Study: Even Newer Birth Control Forms Could Increase Breast Cancer Risk

A major study just released found that even today’s birth control pills and other types of contraceptives that release small doses of hormones increase breast cancer risk in women.

While links between breast cancer and hormonal birth control have been known for several years, most women and doctors hoped that the newer methods of birth control such as vaginal rings, implants, and IUDs, put users at less of a risk.

However, the study by University of Copenhagen researchers, which followed more than 1.8 Danish women for over 10 years, found the differences in the hormone based birth control to be of little effect on the risk of cancer. Their study found as well that the cancer risk increased the more time a woman took birth control.

Overall, the risk of breast cancer was 20% higher for women who had recently or were currently using hormonal forms of contraceptives than amongst those women who never used it.

Estrogen in the hormonal contraceptives could promote breast cancer development.

For women who used birth control long periods, the increase in cancer risk might continue for up to five years after the birth control was stopped being used, found researchers.

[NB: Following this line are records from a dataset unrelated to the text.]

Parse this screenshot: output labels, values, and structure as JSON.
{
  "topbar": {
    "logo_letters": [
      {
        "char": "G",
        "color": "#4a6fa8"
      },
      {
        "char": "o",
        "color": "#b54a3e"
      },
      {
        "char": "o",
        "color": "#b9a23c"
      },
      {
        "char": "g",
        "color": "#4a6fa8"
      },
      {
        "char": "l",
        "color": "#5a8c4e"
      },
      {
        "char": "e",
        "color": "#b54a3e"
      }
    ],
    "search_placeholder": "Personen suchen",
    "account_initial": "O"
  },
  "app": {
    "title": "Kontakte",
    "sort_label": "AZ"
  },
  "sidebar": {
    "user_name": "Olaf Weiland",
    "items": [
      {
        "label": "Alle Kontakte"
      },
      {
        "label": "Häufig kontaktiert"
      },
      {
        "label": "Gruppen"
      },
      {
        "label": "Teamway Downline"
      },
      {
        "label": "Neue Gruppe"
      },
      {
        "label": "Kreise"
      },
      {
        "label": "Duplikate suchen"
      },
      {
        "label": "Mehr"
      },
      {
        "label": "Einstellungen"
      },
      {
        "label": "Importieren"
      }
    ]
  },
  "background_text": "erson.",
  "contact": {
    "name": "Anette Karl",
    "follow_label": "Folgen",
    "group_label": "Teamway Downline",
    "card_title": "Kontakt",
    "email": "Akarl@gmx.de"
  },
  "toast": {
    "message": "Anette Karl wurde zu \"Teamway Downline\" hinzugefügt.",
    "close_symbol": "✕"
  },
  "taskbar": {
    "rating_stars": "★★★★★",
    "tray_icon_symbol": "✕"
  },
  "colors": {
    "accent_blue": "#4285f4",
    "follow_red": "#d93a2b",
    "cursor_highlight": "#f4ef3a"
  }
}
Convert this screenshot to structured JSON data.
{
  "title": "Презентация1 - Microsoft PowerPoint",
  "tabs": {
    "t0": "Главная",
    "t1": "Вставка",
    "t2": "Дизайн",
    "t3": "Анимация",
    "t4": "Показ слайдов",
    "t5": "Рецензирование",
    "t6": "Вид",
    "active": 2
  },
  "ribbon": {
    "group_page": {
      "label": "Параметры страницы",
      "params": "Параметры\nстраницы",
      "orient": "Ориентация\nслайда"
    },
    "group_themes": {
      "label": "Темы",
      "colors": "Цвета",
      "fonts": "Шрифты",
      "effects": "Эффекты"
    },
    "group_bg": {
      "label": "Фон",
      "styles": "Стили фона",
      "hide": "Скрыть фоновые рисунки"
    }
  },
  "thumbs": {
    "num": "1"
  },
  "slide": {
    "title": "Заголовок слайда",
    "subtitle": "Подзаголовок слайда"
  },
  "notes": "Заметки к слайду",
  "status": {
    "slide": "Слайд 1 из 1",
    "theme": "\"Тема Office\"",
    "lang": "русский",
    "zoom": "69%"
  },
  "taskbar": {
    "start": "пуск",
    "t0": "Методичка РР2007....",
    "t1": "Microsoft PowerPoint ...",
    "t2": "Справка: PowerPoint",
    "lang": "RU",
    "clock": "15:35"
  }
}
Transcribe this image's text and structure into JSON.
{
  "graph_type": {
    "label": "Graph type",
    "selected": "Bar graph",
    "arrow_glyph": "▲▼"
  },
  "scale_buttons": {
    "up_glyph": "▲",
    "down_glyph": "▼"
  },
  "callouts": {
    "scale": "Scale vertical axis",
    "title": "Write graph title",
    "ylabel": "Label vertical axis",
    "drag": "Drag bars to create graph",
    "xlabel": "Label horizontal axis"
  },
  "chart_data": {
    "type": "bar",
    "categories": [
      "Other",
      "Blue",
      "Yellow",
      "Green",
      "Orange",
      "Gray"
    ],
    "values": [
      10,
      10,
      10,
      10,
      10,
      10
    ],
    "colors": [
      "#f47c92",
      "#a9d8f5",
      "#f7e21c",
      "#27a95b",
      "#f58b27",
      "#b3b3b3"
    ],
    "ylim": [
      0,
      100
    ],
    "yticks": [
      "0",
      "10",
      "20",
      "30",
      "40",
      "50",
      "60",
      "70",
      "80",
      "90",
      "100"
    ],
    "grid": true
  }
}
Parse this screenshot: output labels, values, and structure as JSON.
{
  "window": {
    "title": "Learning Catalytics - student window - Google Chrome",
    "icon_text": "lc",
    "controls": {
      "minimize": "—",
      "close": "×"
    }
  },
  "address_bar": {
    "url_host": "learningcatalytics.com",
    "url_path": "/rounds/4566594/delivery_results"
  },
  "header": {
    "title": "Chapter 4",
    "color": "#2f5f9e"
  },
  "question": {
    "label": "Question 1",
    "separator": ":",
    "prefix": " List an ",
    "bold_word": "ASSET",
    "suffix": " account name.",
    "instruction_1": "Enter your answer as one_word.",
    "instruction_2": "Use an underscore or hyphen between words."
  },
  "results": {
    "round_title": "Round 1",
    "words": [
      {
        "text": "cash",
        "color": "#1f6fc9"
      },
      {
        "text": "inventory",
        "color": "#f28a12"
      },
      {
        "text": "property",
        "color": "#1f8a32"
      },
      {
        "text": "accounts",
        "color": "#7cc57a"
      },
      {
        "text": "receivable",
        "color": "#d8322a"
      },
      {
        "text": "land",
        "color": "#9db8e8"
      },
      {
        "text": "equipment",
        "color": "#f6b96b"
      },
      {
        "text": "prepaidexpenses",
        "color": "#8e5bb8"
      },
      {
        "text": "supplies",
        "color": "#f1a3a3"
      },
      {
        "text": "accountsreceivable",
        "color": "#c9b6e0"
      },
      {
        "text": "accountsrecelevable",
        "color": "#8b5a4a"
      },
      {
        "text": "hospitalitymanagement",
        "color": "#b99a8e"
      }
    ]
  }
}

The risk of developing breast cancer was higher by 9% for women who had used birth control less than a year and 38% higher for women who used birth control over 10 years.

This study looked at effects of today’s use of birth control, during a long period, within a large group. The researchers followed women who were 15 to 49 years of age for an average of close to 11 years.

Over 62% of women who are of reproductive age are using some form of contraception, showed a report that surveyed women between 2000 and 2010. The majority of women using birth control use pill, the reported indicated.

Close to 255,000 women across the U.S. will be diagnosed in 2017with breast cancer and more than 41,000 will die from the cancer, says the American Cancer Society.

This study has raised concerns of gynecologists who said that women should consult their doctors if they become worried about correlation particularly if they have other types of risk factors for developing breast cancer.

There has also been found a link between birth control and lower incidences of endometrial, colon and uterine cancers at a later time in life, and it can help women that have strong cramps as well as heavy menstrual bleeding.